We knew timing was sensitive, with Congress’s winter recess starting in a few weeks, so we immediately took action on Eric’s initial idea of holding a press conference. We put some initial feelers out to Lurie Children’s Hospital, University of Chicago physicians, and the American Academy of Pediatrics, unsure who, if anyone, would have time for a short-notice event. But the response we received was overwhelming. There was no question: support for CHIP was strong, and physicians and advocates were ready and willing to speak up. They just needed a platform.
Ten days and hundreds of emails later we had confirmed seven speakers, including a woman who uses CHIP for her two children, and received tons of support from our classmates and other medical students around Chicago who wanted to participate. After receiving advice that a combined rally and press conference may receive more press coverage, we decided to face the cold and hold the rally at Federal Plaza. The decision paid off—at least a dozen press outlets attended, including journalists from the Chicago Tribune, WTTW, and WBEZ. The experience was nerve-racking, but we learned a lot, and were incredibly inspired throughout the process by the amount of people willing to put time and energy into the effort. We were especially moved by the CHIP recipient, who came all the way from Maria Shelter that day to speak up in front of a crowd of more than fifty people and cameras about the legislation that covered her daughter’s complicated medical expenses.

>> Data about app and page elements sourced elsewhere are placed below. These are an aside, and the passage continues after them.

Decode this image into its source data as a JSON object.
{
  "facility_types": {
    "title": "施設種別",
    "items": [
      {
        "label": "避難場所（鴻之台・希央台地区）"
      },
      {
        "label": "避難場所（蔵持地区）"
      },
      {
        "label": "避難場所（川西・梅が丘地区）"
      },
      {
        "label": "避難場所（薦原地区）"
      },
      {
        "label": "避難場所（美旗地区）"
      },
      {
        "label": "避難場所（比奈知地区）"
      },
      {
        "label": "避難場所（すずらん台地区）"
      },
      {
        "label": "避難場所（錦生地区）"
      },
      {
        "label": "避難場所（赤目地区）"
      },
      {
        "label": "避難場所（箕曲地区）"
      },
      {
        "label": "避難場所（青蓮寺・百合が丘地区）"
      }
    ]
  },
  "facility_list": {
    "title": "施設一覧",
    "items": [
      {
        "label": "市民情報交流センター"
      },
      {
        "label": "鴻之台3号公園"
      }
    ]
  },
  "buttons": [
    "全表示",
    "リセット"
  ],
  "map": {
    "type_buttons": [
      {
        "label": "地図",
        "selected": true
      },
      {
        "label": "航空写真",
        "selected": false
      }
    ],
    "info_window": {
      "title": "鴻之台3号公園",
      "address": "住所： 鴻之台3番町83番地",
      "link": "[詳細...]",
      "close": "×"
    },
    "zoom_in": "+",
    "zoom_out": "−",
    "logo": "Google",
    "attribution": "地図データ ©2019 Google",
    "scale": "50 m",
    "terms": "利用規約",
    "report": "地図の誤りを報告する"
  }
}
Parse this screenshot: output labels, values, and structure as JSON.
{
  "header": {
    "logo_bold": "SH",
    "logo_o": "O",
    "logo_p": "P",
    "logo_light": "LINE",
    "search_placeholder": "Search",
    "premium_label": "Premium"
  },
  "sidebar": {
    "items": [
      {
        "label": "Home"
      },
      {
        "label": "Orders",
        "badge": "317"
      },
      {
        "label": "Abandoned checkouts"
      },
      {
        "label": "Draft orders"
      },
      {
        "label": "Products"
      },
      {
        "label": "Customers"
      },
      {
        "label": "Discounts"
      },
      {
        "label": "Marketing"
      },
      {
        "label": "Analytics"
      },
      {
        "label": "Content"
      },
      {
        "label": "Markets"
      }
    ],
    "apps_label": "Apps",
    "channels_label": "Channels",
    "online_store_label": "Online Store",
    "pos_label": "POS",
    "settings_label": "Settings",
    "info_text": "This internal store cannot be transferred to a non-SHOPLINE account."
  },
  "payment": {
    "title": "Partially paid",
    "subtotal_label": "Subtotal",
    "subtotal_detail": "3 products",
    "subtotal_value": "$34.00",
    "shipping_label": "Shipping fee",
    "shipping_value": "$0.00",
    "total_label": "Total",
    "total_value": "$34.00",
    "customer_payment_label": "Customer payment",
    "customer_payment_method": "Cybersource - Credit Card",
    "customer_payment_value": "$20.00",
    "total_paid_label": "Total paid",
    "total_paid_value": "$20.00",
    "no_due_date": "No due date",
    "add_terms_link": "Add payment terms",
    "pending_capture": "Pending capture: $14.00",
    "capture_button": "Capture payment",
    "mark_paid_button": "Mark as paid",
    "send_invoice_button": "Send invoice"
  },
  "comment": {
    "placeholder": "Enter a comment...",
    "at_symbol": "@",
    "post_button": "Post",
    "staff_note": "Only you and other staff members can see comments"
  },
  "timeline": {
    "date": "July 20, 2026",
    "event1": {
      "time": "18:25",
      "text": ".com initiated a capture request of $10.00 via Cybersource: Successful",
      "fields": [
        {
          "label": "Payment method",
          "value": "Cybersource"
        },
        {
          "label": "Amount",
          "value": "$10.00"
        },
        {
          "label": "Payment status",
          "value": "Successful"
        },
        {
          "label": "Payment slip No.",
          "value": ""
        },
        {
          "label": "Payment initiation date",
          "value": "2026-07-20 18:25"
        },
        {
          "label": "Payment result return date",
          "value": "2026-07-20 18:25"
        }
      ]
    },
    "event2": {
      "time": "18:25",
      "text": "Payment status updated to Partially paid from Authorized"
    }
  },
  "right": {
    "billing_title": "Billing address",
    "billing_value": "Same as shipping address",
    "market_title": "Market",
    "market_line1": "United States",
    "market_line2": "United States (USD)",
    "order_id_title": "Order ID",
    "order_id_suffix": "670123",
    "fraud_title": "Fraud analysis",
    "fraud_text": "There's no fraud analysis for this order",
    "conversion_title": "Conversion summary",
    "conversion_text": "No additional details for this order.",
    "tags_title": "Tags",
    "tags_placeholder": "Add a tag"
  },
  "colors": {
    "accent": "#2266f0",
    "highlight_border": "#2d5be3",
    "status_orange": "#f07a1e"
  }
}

Overall, we learned that while organizing is challenging, as is sacrificing study and sleeping hours to put time and energy into activism, it is possible for medical students to make a difference. As first year medical students, we have more time and energy than we will have for the rest of our careers, and we should all be taking full advantage of that to stand up for what we believe in.